# Exercise material
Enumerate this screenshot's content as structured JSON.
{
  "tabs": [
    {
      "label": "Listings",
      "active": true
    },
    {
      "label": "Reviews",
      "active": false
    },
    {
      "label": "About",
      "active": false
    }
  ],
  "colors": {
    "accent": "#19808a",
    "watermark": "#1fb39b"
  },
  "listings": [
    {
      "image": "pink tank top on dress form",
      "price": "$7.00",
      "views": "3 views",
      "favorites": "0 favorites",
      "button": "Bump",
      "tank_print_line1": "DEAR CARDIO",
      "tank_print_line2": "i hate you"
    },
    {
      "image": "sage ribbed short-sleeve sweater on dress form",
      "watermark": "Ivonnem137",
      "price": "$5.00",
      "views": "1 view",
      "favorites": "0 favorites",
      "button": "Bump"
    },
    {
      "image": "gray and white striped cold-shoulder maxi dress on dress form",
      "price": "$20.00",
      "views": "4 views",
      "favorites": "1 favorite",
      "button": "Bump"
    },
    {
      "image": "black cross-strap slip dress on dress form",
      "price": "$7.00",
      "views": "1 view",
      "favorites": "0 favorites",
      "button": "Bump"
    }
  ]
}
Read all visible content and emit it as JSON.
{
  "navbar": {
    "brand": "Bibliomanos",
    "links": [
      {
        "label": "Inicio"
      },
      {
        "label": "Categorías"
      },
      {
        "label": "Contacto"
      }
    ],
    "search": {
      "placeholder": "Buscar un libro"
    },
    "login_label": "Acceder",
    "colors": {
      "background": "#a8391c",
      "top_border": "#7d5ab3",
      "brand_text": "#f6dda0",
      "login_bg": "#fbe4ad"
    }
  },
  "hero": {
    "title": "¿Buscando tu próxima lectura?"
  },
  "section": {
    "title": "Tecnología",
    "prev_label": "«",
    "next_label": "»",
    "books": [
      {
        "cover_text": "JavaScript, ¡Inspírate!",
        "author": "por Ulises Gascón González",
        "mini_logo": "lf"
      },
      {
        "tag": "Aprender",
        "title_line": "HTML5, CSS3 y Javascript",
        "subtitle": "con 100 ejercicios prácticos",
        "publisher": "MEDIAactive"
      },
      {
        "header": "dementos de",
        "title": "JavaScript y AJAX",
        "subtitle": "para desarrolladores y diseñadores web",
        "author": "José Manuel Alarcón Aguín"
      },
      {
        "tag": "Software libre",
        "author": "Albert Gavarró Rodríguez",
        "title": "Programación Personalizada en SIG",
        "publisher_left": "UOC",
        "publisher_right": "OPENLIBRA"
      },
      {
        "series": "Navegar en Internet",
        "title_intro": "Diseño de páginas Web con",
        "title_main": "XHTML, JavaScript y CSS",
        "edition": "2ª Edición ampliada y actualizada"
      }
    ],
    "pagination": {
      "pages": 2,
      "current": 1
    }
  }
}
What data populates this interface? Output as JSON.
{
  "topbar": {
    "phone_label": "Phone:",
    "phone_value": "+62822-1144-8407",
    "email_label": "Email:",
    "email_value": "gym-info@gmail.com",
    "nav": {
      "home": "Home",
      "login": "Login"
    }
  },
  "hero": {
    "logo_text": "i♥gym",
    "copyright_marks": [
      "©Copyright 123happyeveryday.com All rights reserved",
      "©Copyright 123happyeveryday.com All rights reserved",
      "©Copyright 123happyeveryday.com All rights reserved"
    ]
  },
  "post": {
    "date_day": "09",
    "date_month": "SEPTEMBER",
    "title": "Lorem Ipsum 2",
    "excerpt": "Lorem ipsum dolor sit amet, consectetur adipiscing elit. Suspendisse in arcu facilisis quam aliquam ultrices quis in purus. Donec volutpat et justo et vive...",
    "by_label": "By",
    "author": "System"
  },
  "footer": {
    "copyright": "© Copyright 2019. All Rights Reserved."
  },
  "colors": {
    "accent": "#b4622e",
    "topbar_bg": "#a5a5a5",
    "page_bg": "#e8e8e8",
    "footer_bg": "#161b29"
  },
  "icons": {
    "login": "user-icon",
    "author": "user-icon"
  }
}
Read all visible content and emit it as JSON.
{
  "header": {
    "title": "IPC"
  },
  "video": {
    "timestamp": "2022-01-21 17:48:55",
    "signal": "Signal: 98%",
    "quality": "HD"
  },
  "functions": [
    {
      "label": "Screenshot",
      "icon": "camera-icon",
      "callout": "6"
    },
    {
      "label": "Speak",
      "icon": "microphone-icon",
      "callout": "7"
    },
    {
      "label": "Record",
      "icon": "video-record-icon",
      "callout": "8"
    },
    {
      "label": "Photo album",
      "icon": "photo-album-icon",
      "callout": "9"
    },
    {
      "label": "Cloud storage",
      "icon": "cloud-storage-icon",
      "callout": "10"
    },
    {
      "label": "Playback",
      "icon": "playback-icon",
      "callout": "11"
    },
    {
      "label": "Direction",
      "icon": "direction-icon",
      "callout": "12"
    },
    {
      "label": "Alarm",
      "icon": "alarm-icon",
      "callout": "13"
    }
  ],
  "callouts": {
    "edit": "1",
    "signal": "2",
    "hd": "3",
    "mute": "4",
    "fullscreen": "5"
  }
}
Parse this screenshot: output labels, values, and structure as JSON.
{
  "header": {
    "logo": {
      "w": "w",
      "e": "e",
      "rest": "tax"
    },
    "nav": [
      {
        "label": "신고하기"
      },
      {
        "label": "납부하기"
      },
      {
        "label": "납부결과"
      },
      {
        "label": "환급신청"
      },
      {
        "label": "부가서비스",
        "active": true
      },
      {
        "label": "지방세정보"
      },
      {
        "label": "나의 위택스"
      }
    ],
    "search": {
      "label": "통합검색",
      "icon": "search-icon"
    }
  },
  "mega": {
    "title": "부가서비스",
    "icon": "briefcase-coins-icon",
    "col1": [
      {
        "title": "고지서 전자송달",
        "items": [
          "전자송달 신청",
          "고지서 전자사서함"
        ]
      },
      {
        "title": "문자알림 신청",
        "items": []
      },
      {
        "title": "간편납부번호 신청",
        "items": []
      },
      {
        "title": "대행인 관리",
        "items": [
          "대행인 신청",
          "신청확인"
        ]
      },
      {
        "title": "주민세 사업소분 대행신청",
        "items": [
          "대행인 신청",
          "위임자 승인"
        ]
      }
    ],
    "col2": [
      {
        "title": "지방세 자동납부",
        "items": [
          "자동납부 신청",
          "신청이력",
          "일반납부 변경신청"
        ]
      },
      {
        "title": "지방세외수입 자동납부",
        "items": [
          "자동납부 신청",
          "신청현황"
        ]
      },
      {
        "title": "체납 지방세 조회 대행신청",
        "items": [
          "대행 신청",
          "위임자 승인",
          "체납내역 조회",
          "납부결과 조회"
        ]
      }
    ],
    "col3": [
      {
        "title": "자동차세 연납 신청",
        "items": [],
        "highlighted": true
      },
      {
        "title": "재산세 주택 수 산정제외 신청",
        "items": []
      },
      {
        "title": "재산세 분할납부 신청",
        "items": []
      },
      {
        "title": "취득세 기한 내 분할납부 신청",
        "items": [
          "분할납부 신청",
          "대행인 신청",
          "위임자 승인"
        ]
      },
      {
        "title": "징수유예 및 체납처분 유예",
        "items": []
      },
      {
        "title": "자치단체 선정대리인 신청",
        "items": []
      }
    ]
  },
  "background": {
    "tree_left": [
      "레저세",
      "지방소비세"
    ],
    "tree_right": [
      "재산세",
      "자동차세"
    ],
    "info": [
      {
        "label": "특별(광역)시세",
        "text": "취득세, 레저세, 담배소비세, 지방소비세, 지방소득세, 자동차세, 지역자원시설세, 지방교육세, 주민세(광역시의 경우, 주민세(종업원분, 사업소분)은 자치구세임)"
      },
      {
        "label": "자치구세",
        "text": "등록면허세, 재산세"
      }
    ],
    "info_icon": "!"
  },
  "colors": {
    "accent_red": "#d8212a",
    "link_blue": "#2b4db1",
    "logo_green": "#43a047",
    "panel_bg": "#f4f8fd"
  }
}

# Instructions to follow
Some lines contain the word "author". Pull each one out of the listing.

# Reply
        "author": "por Ulises Gascón González",
        "author": "José Manuel Alarcón Aguín"
        "author": "Albert Gavarró Rodríguez",
    "author": "System"
    "author": "user-icon"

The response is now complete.